Search the records below for the word "万灵当歌". Pull out each line that has it.

App and web page records:

== Segment start ==

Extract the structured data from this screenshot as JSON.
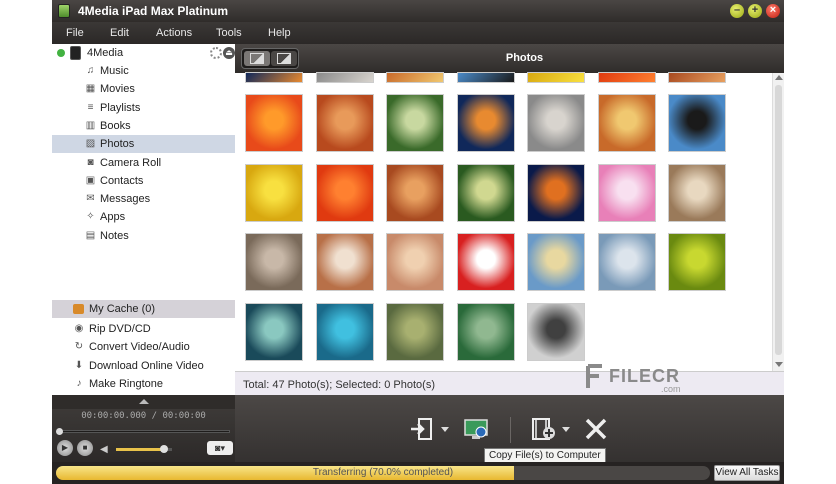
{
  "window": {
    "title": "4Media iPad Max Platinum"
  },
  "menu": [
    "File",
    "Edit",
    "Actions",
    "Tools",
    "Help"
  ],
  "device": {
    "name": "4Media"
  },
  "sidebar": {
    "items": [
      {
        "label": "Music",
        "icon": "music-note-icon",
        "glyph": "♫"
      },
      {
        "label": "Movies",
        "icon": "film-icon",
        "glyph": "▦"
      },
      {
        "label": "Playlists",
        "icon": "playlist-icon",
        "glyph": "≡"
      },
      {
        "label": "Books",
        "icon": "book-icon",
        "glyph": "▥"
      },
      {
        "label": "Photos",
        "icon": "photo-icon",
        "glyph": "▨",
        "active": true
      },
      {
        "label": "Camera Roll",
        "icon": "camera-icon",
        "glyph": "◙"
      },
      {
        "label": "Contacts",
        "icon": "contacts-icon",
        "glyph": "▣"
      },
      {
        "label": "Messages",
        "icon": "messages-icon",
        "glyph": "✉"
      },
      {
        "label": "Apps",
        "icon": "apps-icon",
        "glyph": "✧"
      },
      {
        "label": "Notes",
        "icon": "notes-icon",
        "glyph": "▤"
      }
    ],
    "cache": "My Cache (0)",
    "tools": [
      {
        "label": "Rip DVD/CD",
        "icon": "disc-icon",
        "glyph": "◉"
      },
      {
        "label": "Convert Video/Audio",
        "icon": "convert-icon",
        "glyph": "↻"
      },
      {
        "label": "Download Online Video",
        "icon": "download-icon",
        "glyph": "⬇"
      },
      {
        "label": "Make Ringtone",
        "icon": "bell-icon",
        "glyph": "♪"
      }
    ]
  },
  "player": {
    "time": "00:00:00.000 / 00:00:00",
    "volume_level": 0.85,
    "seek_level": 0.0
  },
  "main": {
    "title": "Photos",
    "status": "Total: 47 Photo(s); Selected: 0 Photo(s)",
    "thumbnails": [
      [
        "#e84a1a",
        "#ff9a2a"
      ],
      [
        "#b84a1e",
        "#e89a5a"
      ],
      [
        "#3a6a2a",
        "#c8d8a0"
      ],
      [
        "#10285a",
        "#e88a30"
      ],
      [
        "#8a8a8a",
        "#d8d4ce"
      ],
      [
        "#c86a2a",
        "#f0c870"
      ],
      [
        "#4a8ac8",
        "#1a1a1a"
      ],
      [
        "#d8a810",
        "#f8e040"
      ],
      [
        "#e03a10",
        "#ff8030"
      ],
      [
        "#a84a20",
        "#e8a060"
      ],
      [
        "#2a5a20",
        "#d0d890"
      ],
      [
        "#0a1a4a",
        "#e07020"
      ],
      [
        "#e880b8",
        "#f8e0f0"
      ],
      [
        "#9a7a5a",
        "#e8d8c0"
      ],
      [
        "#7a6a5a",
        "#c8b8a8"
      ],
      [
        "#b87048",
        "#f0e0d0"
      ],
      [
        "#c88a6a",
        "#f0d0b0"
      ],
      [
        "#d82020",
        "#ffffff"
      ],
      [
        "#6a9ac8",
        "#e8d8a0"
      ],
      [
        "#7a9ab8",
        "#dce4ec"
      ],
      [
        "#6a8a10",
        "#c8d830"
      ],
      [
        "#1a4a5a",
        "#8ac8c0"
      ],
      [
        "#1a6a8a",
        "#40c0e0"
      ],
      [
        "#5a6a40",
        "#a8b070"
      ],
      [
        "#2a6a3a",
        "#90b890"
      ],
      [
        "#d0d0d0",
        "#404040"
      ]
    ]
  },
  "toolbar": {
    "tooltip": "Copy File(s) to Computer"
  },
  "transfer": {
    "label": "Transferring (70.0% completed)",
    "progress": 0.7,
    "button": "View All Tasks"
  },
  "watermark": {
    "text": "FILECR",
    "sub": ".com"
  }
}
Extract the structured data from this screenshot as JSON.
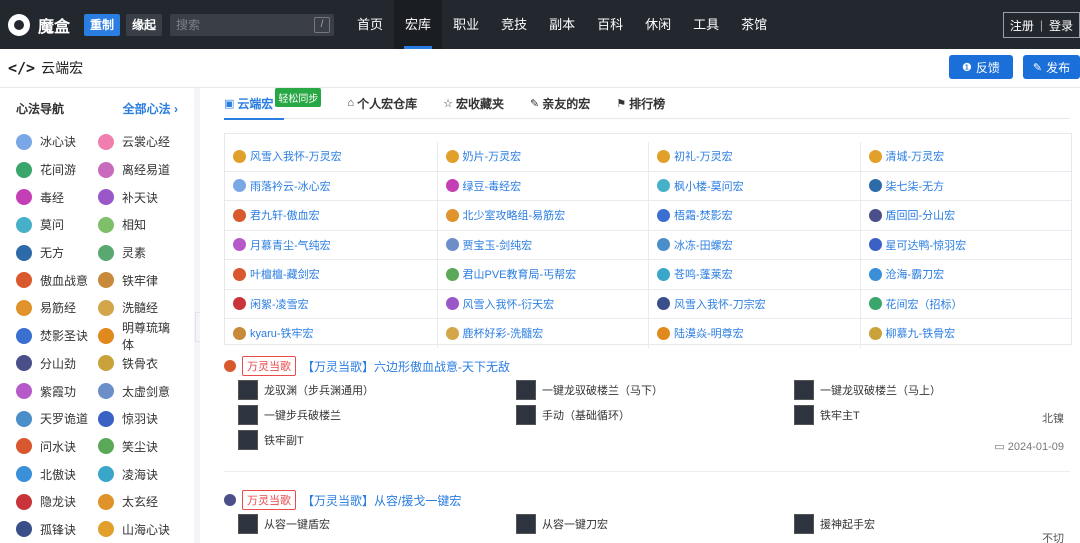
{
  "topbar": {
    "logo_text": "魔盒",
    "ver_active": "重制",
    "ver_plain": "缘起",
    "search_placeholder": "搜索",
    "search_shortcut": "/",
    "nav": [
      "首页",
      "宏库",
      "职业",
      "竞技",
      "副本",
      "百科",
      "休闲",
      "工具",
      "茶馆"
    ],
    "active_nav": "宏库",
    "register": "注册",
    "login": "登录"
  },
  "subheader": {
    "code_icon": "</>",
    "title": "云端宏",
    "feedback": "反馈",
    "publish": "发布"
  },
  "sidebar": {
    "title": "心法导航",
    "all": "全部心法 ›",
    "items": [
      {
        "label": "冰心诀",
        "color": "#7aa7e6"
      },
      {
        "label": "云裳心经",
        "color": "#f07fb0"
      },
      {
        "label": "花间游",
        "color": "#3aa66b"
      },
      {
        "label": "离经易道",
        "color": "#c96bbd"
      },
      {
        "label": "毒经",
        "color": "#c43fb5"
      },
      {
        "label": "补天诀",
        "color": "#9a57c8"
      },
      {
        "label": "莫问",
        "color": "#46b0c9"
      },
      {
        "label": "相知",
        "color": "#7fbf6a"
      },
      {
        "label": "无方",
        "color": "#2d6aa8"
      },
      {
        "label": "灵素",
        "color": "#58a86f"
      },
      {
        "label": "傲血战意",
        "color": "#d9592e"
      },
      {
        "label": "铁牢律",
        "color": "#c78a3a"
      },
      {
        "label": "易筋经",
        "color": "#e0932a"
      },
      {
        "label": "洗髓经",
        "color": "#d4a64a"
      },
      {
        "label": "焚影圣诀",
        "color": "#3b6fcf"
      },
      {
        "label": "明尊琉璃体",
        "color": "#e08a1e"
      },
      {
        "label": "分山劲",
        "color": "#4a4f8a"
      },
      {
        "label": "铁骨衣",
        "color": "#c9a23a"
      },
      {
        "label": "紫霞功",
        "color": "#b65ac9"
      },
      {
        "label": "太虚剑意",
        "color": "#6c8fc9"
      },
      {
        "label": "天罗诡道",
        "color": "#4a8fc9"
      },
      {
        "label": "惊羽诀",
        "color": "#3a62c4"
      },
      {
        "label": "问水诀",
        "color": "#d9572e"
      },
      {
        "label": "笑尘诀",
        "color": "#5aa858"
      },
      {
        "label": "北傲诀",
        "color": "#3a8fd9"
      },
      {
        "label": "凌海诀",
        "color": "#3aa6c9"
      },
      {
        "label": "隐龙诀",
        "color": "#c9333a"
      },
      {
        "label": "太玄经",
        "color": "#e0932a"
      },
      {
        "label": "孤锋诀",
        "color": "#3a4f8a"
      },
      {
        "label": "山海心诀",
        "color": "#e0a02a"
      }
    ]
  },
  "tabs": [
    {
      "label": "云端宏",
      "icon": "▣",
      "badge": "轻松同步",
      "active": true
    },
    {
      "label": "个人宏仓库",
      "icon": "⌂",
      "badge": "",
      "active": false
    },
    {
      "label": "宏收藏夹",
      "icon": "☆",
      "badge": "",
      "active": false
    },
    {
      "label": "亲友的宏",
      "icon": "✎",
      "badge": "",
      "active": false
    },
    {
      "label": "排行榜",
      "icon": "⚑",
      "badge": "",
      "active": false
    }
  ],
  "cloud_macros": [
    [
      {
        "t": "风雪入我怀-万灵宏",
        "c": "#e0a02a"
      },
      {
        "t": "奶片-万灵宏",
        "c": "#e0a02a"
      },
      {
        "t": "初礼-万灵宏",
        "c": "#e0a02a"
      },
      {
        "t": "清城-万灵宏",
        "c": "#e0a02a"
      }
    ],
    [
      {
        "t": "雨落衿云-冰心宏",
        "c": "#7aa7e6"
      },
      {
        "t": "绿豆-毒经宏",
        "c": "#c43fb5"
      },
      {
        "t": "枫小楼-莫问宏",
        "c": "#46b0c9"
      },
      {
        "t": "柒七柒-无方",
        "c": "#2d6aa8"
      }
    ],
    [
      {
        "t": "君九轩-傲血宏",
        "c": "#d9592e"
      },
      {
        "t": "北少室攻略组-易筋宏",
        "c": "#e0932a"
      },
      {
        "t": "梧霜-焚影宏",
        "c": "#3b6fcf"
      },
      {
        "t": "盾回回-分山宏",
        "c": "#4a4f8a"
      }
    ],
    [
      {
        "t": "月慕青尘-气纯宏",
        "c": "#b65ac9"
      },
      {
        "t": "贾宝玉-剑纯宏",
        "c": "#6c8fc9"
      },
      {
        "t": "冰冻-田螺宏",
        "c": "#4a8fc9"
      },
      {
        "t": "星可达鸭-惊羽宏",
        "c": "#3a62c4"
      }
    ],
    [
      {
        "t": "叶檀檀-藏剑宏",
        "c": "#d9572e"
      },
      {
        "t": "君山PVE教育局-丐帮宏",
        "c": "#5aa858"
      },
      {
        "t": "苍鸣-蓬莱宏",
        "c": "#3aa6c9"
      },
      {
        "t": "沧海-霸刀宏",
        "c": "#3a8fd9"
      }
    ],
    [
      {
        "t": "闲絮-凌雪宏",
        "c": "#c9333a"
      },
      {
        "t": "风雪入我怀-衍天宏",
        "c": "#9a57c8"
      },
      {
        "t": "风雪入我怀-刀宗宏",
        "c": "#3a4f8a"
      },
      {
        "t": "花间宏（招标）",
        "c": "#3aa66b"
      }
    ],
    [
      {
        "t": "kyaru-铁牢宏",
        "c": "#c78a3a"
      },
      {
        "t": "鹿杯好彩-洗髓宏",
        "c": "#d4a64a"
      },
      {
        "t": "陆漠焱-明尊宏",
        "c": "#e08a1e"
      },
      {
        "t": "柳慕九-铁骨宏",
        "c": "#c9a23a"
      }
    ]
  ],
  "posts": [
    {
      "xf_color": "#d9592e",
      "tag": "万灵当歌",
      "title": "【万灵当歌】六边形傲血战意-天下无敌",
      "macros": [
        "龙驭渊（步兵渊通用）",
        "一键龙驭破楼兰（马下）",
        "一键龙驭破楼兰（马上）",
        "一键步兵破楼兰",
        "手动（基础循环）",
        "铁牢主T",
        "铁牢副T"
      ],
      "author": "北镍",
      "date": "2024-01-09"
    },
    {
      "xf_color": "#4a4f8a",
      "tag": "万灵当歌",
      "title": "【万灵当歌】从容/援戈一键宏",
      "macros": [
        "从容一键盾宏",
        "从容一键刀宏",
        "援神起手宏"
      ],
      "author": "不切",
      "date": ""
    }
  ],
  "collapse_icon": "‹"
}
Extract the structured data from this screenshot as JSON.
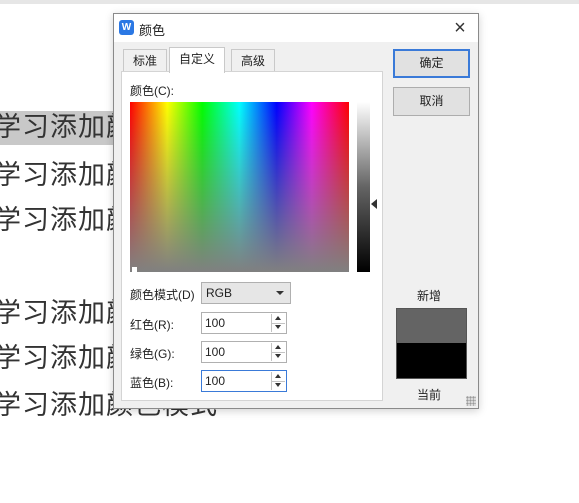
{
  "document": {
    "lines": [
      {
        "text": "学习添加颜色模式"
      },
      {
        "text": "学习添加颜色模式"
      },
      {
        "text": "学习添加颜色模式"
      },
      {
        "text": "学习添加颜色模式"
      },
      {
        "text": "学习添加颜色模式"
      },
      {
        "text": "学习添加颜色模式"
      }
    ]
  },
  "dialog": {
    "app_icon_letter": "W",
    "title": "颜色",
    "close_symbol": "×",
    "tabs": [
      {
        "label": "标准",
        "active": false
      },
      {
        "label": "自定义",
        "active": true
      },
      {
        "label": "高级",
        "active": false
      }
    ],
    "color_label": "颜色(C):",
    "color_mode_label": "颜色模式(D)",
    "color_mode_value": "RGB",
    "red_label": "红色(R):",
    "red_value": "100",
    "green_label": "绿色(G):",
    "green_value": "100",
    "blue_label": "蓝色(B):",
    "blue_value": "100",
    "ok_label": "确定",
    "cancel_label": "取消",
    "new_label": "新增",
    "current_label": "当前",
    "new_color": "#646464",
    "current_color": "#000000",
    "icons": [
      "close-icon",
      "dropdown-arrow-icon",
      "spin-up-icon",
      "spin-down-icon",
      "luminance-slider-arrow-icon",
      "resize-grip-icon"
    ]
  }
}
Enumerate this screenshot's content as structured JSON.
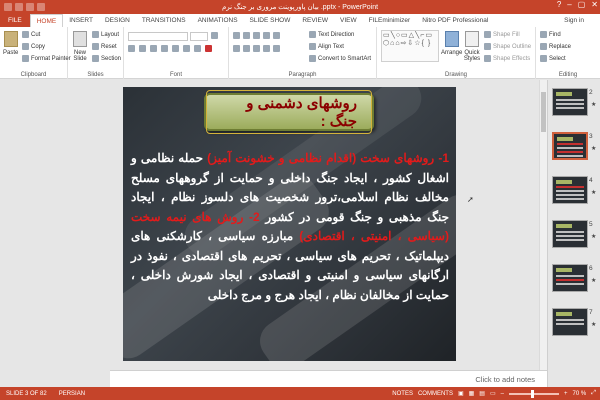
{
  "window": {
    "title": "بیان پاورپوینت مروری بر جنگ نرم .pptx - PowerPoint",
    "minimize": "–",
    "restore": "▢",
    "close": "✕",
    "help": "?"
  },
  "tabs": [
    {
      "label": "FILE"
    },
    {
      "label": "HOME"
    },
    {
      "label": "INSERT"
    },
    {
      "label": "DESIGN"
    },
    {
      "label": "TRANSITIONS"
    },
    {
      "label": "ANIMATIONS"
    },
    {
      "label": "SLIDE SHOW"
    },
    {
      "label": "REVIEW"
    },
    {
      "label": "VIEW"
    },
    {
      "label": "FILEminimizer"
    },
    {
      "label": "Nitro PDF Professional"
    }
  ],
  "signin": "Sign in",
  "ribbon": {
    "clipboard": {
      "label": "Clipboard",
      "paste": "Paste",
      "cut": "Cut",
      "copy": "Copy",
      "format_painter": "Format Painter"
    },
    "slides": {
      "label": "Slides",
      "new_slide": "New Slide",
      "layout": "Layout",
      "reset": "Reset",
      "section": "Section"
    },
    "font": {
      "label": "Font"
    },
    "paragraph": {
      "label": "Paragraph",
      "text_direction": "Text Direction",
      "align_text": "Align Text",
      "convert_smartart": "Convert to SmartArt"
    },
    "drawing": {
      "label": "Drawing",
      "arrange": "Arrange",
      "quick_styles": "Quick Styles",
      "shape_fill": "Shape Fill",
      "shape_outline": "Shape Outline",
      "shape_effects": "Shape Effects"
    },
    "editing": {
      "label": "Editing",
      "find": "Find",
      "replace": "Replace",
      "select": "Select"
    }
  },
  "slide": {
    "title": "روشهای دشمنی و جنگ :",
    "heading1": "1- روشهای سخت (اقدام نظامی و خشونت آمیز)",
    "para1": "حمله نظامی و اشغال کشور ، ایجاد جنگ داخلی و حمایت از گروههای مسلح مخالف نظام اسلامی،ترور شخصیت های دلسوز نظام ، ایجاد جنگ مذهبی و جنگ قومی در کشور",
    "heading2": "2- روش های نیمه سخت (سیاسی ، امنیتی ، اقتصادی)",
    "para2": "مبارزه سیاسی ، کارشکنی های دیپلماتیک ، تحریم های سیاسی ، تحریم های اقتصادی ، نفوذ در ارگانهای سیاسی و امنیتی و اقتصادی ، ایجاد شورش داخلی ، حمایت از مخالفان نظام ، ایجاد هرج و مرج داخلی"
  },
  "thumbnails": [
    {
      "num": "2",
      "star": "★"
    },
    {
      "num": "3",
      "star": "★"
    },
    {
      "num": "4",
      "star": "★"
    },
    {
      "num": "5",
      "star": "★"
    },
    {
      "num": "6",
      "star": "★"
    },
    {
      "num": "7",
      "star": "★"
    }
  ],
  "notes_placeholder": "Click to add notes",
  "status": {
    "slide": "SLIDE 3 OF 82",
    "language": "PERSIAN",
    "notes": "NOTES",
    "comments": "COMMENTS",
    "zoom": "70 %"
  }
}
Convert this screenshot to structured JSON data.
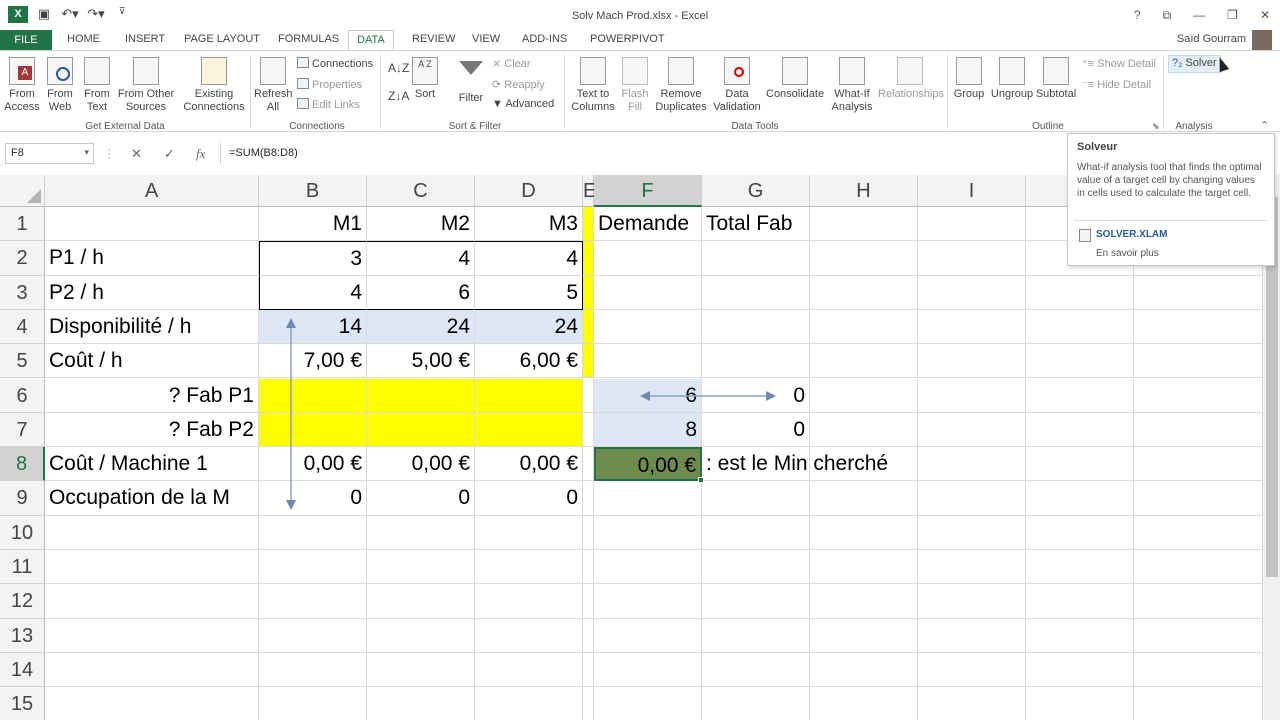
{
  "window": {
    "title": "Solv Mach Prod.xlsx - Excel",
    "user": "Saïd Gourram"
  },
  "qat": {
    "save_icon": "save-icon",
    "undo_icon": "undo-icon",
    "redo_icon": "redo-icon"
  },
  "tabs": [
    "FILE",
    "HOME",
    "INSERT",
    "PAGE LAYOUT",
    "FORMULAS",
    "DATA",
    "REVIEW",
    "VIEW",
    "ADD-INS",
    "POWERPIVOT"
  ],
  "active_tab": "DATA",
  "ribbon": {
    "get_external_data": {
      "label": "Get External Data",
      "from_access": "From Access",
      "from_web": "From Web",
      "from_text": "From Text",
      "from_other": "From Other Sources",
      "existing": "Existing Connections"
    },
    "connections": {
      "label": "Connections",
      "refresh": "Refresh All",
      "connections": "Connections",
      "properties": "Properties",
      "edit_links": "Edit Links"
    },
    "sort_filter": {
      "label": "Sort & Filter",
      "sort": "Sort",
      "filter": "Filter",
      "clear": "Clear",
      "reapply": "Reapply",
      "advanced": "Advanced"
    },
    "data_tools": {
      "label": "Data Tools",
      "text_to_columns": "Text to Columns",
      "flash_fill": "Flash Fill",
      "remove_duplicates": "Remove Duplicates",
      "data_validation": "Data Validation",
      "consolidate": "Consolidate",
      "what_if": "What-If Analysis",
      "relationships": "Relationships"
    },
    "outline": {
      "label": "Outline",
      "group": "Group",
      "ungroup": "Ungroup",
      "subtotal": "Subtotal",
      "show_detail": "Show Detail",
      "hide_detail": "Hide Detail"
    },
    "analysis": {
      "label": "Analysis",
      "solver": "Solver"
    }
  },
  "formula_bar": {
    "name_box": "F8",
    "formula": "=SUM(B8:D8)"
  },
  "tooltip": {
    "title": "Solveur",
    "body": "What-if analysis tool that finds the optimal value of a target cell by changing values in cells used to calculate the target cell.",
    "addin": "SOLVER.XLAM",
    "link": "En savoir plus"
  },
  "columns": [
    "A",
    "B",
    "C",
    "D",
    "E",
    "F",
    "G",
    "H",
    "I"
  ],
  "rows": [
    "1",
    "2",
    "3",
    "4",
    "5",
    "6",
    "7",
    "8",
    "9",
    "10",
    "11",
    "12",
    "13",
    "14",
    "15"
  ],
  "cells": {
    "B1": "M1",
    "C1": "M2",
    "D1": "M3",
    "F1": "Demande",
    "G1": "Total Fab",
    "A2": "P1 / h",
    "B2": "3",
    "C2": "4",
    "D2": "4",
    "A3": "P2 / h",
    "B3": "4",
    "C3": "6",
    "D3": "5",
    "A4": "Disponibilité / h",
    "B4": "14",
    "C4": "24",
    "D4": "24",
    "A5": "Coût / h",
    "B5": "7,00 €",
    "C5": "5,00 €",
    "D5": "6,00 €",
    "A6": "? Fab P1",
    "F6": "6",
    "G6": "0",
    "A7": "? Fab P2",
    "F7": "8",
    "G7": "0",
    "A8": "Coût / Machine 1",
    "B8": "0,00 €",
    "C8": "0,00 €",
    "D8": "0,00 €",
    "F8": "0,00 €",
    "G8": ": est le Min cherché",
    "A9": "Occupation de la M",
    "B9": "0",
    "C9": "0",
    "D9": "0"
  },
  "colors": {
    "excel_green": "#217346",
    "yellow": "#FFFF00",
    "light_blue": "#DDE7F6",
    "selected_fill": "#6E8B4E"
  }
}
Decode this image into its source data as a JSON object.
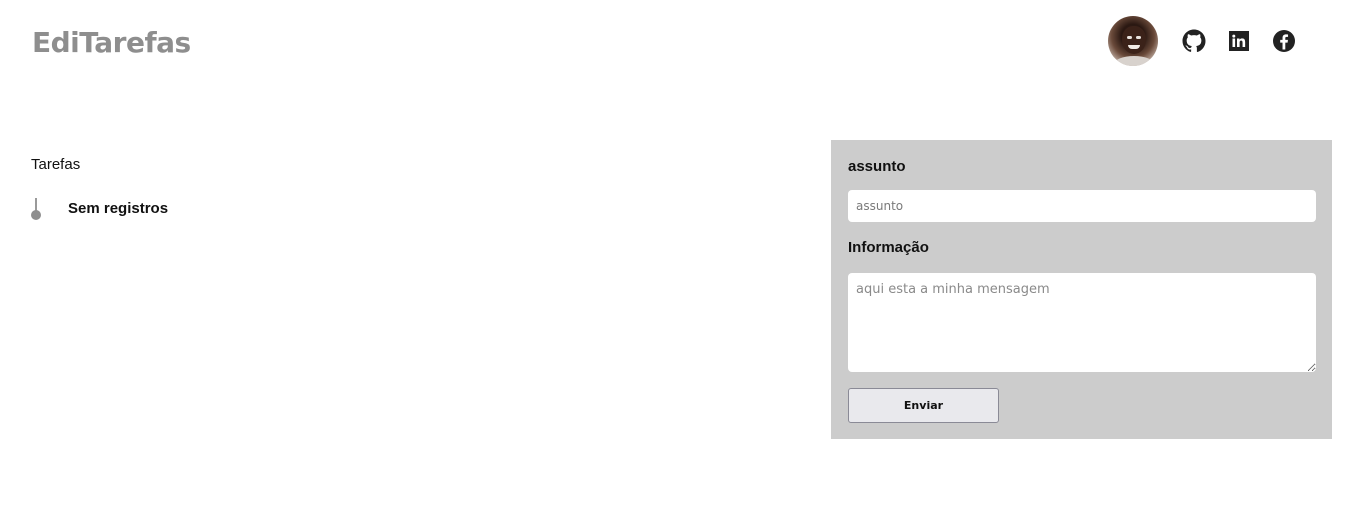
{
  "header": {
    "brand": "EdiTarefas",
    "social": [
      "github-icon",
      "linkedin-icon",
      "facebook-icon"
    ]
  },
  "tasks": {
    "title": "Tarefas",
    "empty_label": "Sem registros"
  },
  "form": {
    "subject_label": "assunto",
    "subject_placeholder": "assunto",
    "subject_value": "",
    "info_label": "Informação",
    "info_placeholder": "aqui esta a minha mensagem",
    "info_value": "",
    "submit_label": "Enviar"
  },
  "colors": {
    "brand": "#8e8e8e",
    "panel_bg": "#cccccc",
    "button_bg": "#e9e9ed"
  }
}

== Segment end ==

▶ **Reply to the exercise**
      "tag": "万灵当歌",
      "title": "【万灵当歌】六边形傲血战意-天下无敌",
      "tag": "万灵当歌",
      "title": "【万灵当歌】从容/援戈一键宏",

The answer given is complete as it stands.